Task description:
Copy out each entry below verbatim, skipping the images.

##############################

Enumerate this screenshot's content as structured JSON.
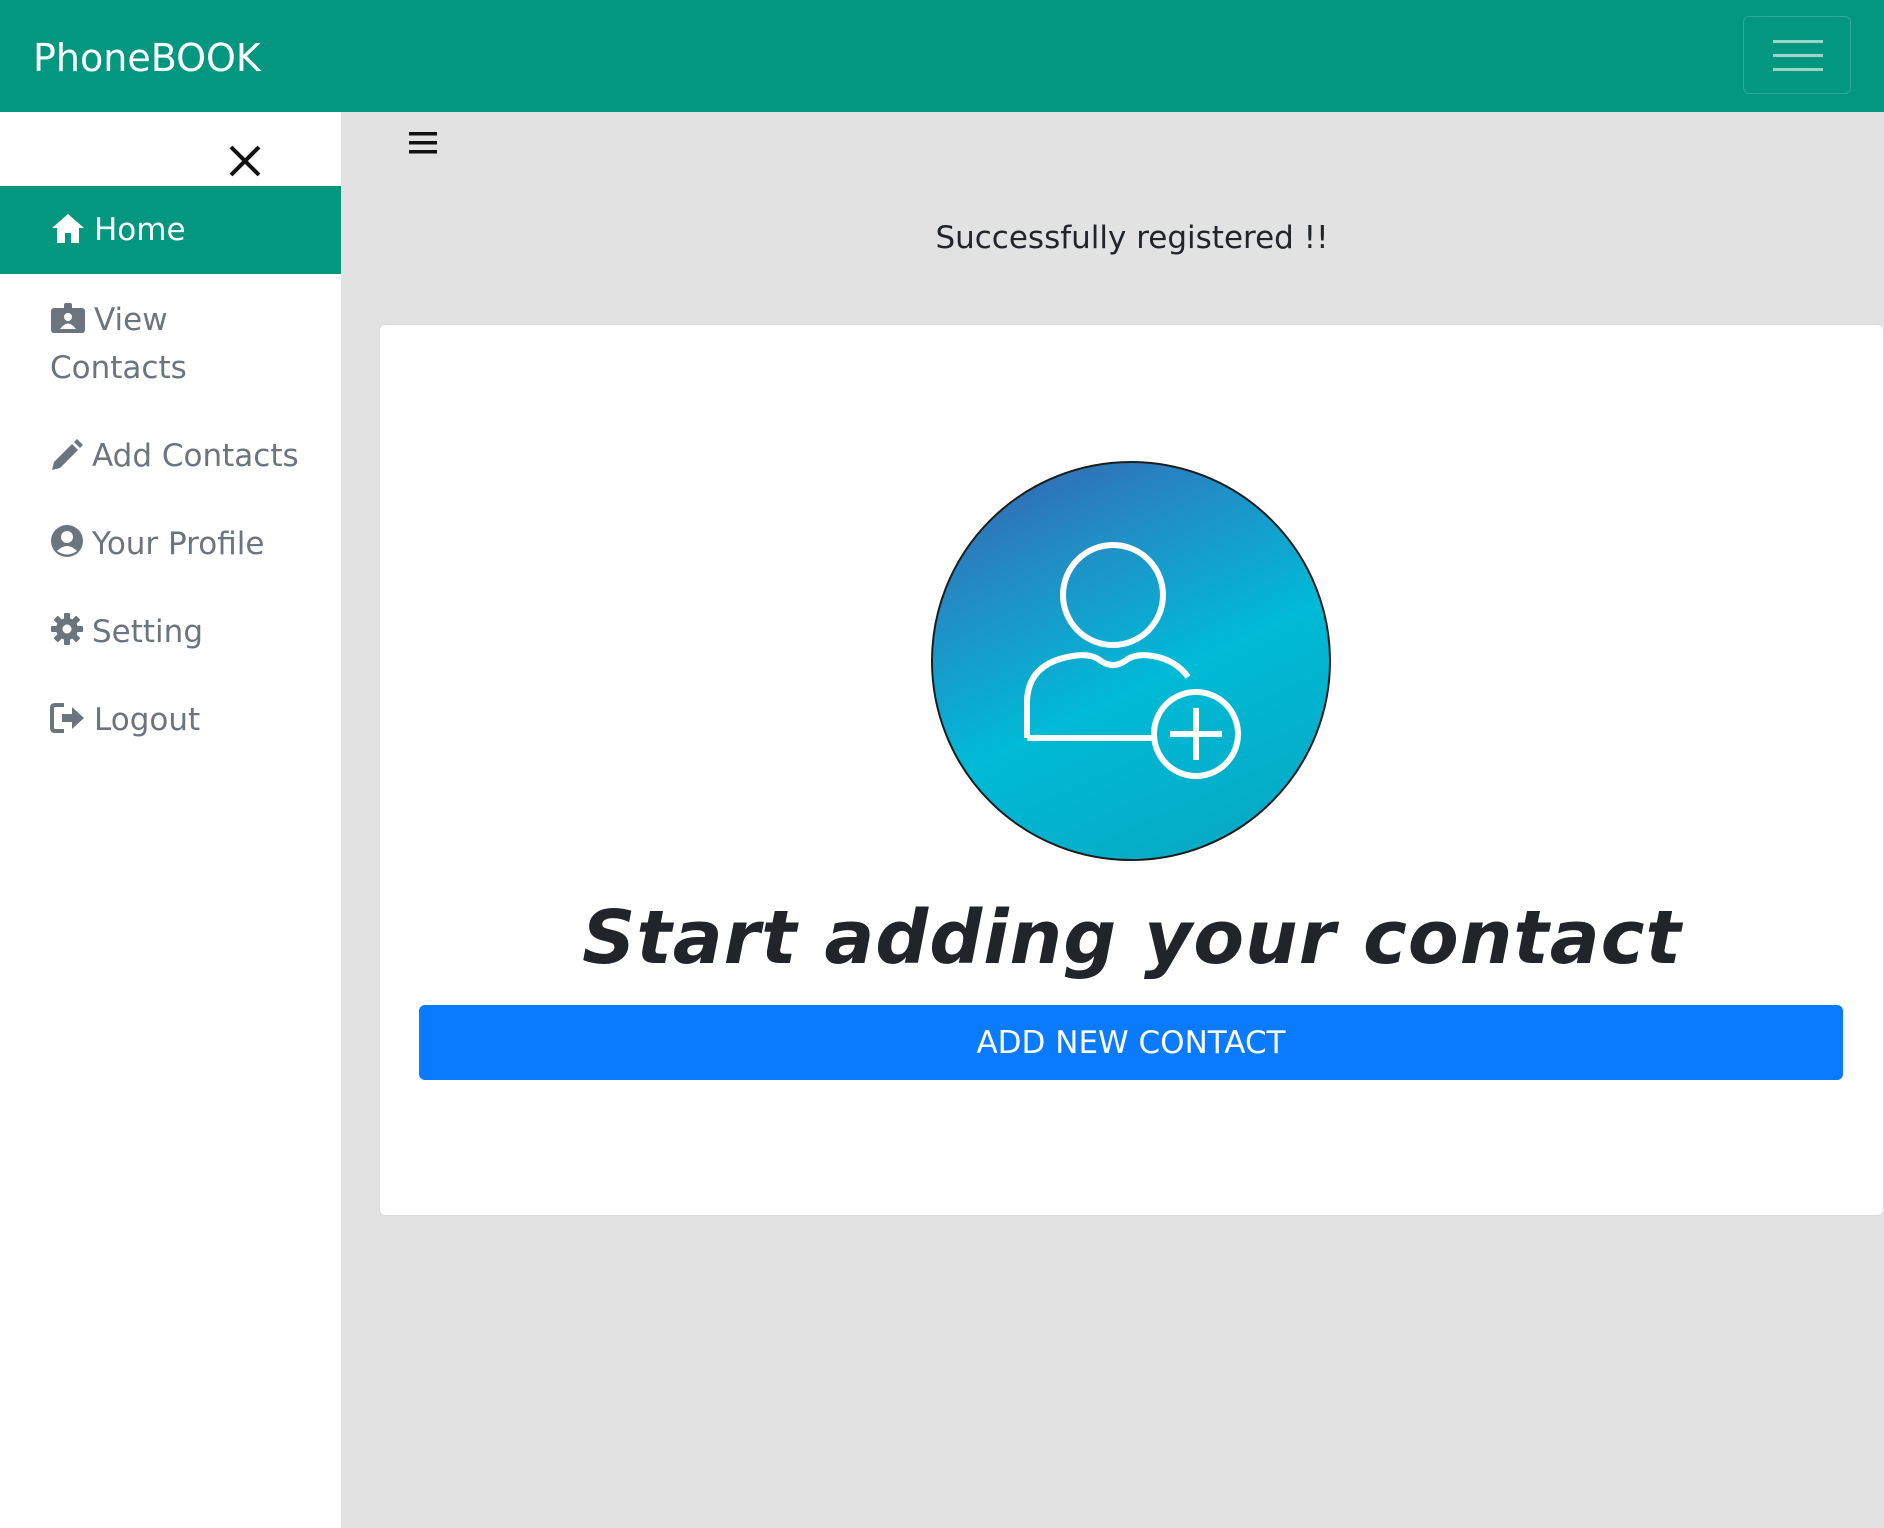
{
  "navbar": {
    "brand": "PhoneBOOK",
    "toggler_icon": "hamburger-icon"
  },
  "sidebar": {
    "close_icon": "close-icon",
    "items": [
      {
        "label": "Home",
        "icon": "home-icon",
        "active": true
      },
      {
        "label": "View Contacts",
        "icon": "id-card-icon",
        "active": false
      },
      {
        "label": "Add Contacts",
        "icon": "pencil-icon",
        "active": false
      },
      {
        "label": "Your Profile",
        "icon": "user-circle-icon",
        "active": false
      },
      {
        "label": "Setting",
        "icon": "gear-icon",
        "active": false
      },
      {
        "label": "Logout",
        "icon": "logout-icon",
        "active": false
      }
    ]
  },
  "main": {
    "toggle_icon": "hamburger-icon",
    "message": "Successfully registered !!",
    "card": {
      "image_icon": "add-user-icon",
      "headline": "Start adding your contact",
      "button_label": "ADD NEW CONTACT"
    }
  },
  "colors": {
    "primary": "#039780",
    "button": "#0a7bff",
    "background": "#e2e2e2",
    "muted_text": "#6c757d"
  }
}
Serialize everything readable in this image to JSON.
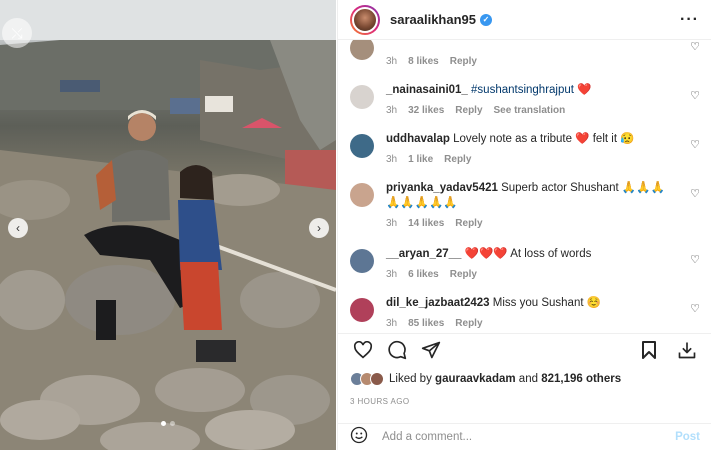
{
  "post": {
    "username": "saraalikhan95",
    "verified": true,
    "more_icon": "more-horizontal-icon"
  },
  "comments": [
    {
      "user": "",
      "text": "",
      "time": "3h",
      "likes": "8 likes",
      "reply": "Reply",
      "translate": ""
    },
    {
      "user": "_nainasaini01_",
      "tag": "#sushantsinghrajput",
      "text": "❤️",
      "time": "3h",
      "likes": "32 likes",
      "reply": "Reply",
      "translate": "See translation"
    },
    {
      "user": "uddhavalap",
      "text": "Lovely note as a tribute ❤️  felt it 😥",
      "time": "3h",
      "likes": "1 like",
      "reply": "Reply"
    },
    {
      "user": "priyanka_yadav5421",
      "text": "Superb actor Shushant 🙏🙏🙏🙏🙏🙏🙏🙏",
      "time": "3h",
      "likes": "14 likes",
      "reply": "Reply"
    },
    {
      "user": "__aryan_27__",
      "text": "❤️❤️❤️ At loss of words",
      "time": "3h",
      "likes": "6 likes",
      "reply": "Reply"
    },
    {
      "user": "dil_ke_jazbaat2423",
      "text": "Miss you Sushant ☺️",
      "time": "3h",
      "likes": "85 likes",
      "reply": "Reply"
    }
  ],
  "likes": {
    "prefix": "Liked by",
    "user": "gauraavkadam",
    "and": "and",
    "others": "821,196 others"
  },
  "timestamp": "3 HOURS AGO",
  "add_comment": {
    "placeholder": "Add a comment...",
    "post_label": "Post"
  },
  "colors": {
    "link": "#00376b",
    "verified": "#3897f0",
    "post_disabled": "#b2dffc",
    "muted": "#8e8e8e"
  }
}
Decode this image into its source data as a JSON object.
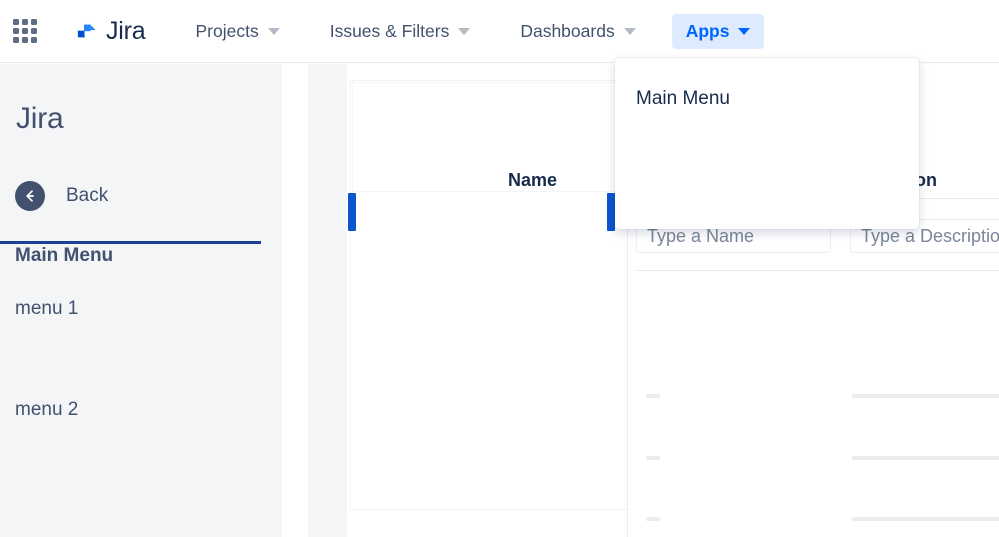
{
  "topnav": {
    "app_switcher_icon": "grid-apps-icon",
    "brand": {
      "logo_icon": "jira-logo-icon",
      "name": "Jira"
    },
    "items": [
      {
        "label": "Projects",
        "icon": "chevron-down-icon",
        "active": false
      },
      {
        "label": "Issues & Filters",
        "icon": "chevron-down-icon",
        "active": false
      },
      {
        "label": "Dashboards",
        "icon": "chevron-down-icon",
        "active": false
      },
      {
        "label": "Apps",
        "icon": "chevron-down-icon",
        "active": true
      }
    ]
  },
  "dropdown": {
    "items": [
      {
        "label": "Main Menu"
      }
    ]
  },
  "sidebar": {
    "title": "Jira",
    "back": {
      "label": "Back",
      "icon": "arrow-left-icon"
    },
    "section_label": "Main Menu",
    "items": [
      {
        "label": "menu 1"
      },
      {
        "label": "menu 2"
      }
    ]
  },
  "content": {
    "table": {
      "headers": {
        "name": "Name",
        "description": "Description"
      },
      "filters": {
        "name_placeholder": "Type a Name",
        "description_placeholder": "Type a Description"
      }
    }
  },
  "colors": {
    "accent_blue": "#0065ff",
    "accent_blue_bg": "#deebff",
    "resize_bar": "#0b54ce",
    "sidebar_bg": "#f4f5f7",
    "divider_navy": "#1d3f94",
    "text_primary": "#172b4d",
    "text_secondary": "#42526e",
    "text_muted": "#7a869a"
  }
}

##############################

Response below:
Enumerate this screenshot's content as structured JSON.
{
  "navbar": {
    "brand": "PhoneBOOK",
    "toggler_icon": "hamburger-icon"
  },
  "sidebar": {
    "close_icon": "close-icon",
    "items": [
      {
        "label": "Home",
        "icon": "home-icon",
        "active": true
      },
      {
        "label": "View Contacts",
        "icon": "id-card-icon",
        "active": false
      },
      {
        "label": "Add Contacts",
        "icon": "pencil-icon",
        "active": false
      },
      {
        "label": "Your Profile",
        "icon": "user-circle-icon",
        "active": false
      },
      {
        "label": "Setting",
        "icon": "gear-icon",
        "active": false
      },
      {
        "label": "Logout",
        "icon": "logout-icon",
        "active": false
      }
    ]
  },
  "main": {
    "toggle_icon": "hamburger-icon",
    "message": "Successfully registered !!",
    "card": {
      "image_icon": "add-user-icon",
      "headline": "Start adding your contact",
      "button_label": "ADD NEW CONTACT"
    }
  },
  "colors": {
    "primary": "#039780",
    "button": "#0a7bff",
    "background": "#e2e2e2",
    "muted_text": "#6c757d"
  }
}
Serialize everything readable in this image to JSON.
{
  "post": {
    "username": "saraalikhan95",
    "verified": true,
    "more_icon": "more-horizontal-icon"
  },
  "comments": [
    {
      "user": "",
      "text": "",
      "time": "3h",
      "likes": "8 likes",
      "reply": "Reply",
      "translate": ""
    },
    {
      "user": "_nainasaini01_",
      "tag": "#sushantsinghrajput",
      "text": "❤️",
      "time": "3h",
      "likes": "32 likes",
      "reply": "Reply",
      "translate": "See translation"
    },
    {
      "user": "uddhavalap",
      "text": "Lovely note as a tribute ❤️  felt it 😥",
      "time": "3h",
      "likes": "1 like",
      "reply": "Reply"
    },
    {
      "user": "priyanka_yadav5421",
      "text": "Superb actor Shushant 🙏🙏🙏🙏🙏🙏🙏🙏",
      "time": "3h",
      "likes": "14 likes",
      "reply": "Reply"
    },
    {
      "user": "__aryan_27__",
      "text": "❤️❤️❤️ At loss of words",
      "time": "3h",
      "likes": "6 likes",
      "reply": "Reply"
    },
    {
      "user": "dil_ke_jazbaat2423",
      "text": "Miss you Sushant ☺️",
      "time": "3h",
      "likes": "85 likes",
      "reply": "Reply"
    }
  ],
  "likes": {
    "prefix": "Liked by",
    "user": "gauraavkadam",
    "and": "and",
    "others": "821,196 others"
  },
  "timestamp": "3 HOURS AGO",
  "add_comment": {
    "placeholder": "Add a comment...",
    "post_label": "Post"
  },
  "colors": {
    "link": "#00376b",
    "verified": "#3897f0",
    "post_disabled": "#b2dffc",
    "muted": "#8e8e8e"
  }
}
Decode this image into its source data as a JSON object.
{
  "topnav": {
    "app_switcher_icon": "grid-apps-icon",
    "brand": {
      "logo_icon": "jira-logo-icon",
      "name": "Jira"
    },
    "items": [
      {
        "label": "Projects",
        "icon": "chevron-down-icon",
        "active": false
      },
      {
        "label": "Issues & Filters",
        "icon": "chevron-down-icon",
        "active": false
      },
      {
        "label": "Dashboards",
        "icon": "chevron-down-icon",
        "active": false
      },
      {
        "label": "Apps",
        "icon": "chevron-down-icon",
        "active": true
      }
    ]
  },
  "dropdown": {
    "items": [
      {
        "label": "Main Menu"
      }
    ]
  },
  "sidebar": {
    "title": "Jira",
    "back": {
      "label": "Back",
      "icon": "arrow-left-icon"
    },
    "section_label": "Main Menu",
    "items": [
      {
        "label": "menu 1"
      },
      {
        "label": "menu 2"
      }
    ]
  },
  "content": {
    "table": {
      "headers": {
        "name": "Name",
        "description": "Description"
      },
      "filters": {
        "name_placeholder": "Type a Name",
        "description_placeholder": "Type a Description"
      }
    }
  },
  "colors": {
    "accent_blue": "#0065ff",
    "accent_blue_bg": "#deebff",
    "resize_bar": "#0b54ce",
    "sidebar_bg": "#f4f5f7",
    "divider_navy": "#1d3f94",
    "text_primary": "#172b4d",
    "text_secondary": "#42526e",
    "text_muted": "#7a869a"
  }
}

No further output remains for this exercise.